‘Woe to those who decree unrighteous laws and the scribes who write wickedness,

to harm the poor in court, and to seize the right

of the afflicted of my people, and to strip

the widows, and to rob the orphans! “(Isaiah 10: 1-2)


In 2014, in activities that recalled the 50th anniversary of the military coup, we were saying without much conviction that we were living the longest period of our fragile democracy – something to celebrate and deepen. We were talking about ‘authoritarian rubbish’ – such as the violent culture of our police or the survival of military justice – as unburied, reluctant remains, but over time layers of new social achievements and popular participation would fatally flatten the horizon, to a more just and egalitarian society.

The Constituent Assembly of 88 was a mirage. Clearing the nation’s patches and historical injustices seemed the amalgam for democratic consolidation, even because it recognized new subjects and collective identities that were invisible and out of the justice system.

However, the perpetuity of structuring elements of racism, sexism and enormous class differences and concentration of income, showed how Brazilian society only seemed to coexist ‘cordially’. We live in a situation of social apartheid, predatory exploitation of our wealth, traditional populations and black youth being slaughtered.

At the political level, the society has been under a state of exception since the impeachment, passing through the unsustainable political imprisonment of Lula and the electoral media process imbricated to religious fundamentalism, culminating in the progressive militarization of power and, in the neoliberal wave, subservience to the empire of the North. Such impudence made Bolsonaro determine that the military should commemorate the military coup on March 31.

In a public note, the Federal Attorney General for the Protection of the Rights of Citizens (PFDC), together with the Federal Public Prosecutor’s Office (MPF), point out that “It is incompatible with the Democratic State of Law to celebrate a coup and a regime that has adopted policies of systematic violations of human rights and committed international crimes.”

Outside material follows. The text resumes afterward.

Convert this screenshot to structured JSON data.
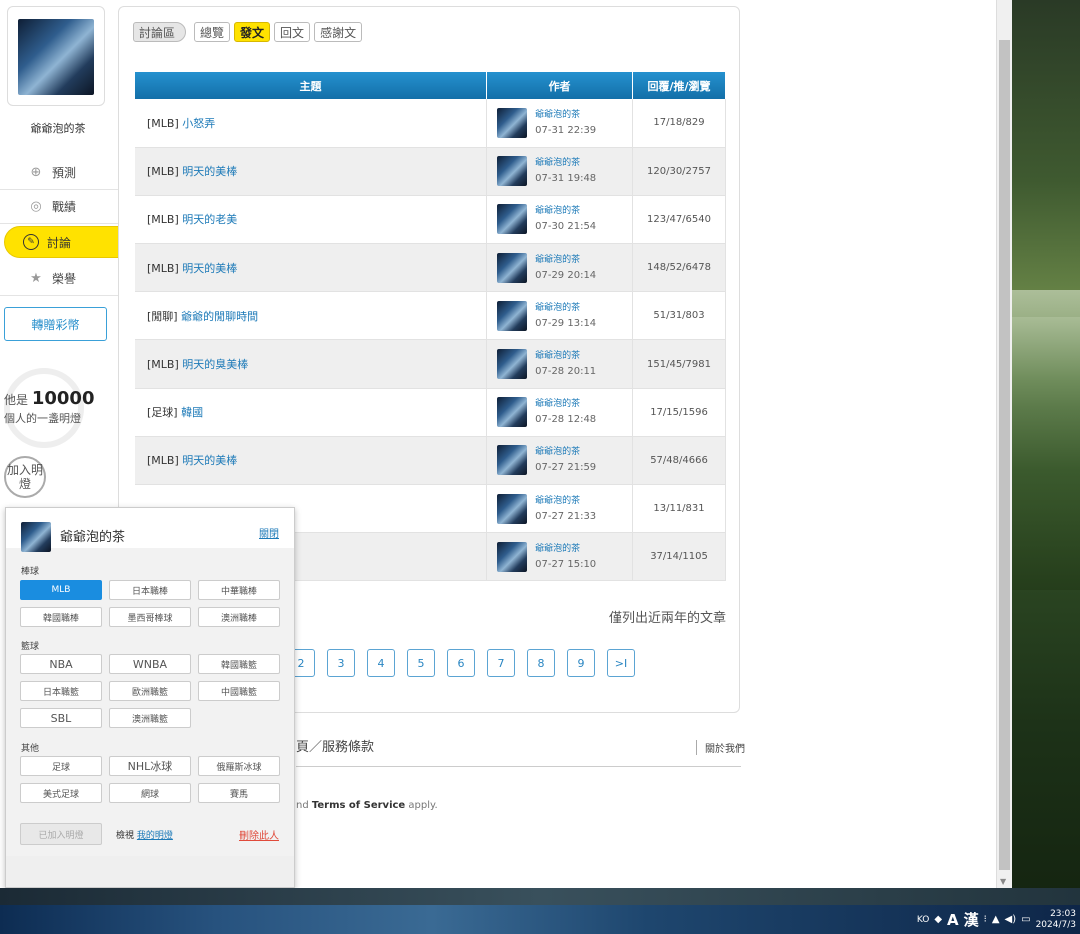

The table is set, just as our bodies.

But in those 55 years that separate us from the coup, the CESE – an ecumenical organization inspired by the principles of the Christian faith, reaffirms its commitment to democratic radicalism and aligns itself with those who demand the “democratization of the democracy” in order to achieve a project of nation where all are truly included. To resist and to hope are words that sustain us in gloomy times.

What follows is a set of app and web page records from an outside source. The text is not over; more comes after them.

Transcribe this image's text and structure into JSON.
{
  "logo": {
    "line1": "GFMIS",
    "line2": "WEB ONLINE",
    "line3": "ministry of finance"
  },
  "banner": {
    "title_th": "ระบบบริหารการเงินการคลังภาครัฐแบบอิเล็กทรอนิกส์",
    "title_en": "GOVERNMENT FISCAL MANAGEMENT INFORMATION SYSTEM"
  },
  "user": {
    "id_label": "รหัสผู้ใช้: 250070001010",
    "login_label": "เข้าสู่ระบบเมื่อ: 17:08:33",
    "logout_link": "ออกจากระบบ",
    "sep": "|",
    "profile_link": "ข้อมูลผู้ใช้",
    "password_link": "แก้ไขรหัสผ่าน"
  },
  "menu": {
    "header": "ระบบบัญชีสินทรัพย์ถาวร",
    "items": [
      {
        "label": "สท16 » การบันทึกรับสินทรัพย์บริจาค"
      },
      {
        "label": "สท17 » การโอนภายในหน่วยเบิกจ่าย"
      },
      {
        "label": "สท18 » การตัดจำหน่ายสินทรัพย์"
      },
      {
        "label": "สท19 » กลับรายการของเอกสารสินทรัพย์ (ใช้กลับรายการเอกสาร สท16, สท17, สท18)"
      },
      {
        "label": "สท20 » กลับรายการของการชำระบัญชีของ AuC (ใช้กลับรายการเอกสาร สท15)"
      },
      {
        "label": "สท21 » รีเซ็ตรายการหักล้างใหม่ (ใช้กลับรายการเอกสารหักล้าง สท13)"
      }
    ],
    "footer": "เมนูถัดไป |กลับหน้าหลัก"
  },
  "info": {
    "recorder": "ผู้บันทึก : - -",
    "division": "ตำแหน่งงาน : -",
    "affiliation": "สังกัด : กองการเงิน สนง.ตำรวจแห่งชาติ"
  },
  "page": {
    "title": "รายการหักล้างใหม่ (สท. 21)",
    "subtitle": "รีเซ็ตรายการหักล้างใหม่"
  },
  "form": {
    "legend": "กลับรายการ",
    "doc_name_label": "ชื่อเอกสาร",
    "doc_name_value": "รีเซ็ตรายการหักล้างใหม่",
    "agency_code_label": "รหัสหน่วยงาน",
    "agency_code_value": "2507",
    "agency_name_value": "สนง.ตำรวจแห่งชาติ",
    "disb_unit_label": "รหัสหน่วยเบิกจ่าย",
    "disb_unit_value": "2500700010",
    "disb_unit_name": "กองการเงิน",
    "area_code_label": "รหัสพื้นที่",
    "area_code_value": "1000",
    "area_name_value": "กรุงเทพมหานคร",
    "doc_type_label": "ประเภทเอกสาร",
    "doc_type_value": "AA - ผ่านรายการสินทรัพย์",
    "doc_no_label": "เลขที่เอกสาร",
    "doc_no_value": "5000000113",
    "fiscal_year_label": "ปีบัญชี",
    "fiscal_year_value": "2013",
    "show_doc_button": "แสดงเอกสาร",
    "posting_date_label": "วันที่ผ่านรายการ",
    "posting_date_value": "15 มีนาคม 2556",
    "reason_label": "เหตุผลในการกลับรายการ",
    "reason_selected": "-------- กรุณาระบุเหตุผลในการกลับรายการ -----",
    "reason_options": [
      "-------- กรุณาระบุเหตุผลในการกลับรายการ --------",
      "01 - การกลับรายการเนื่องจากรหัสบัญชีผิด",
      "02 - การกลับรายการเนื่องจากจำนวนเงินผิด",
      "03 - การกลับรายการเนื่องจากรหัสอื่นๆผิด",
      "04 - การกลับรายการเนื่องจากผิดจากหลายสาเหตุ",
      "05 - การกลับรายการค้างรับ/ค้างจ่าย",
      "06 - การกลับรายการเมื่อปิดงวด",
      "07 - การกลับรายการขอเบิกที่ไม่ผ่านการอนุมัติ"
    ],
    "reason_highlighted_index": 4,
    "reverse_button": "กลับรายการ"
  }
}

Dictatorship never again! It can’t be forgotten, so it will never happen again!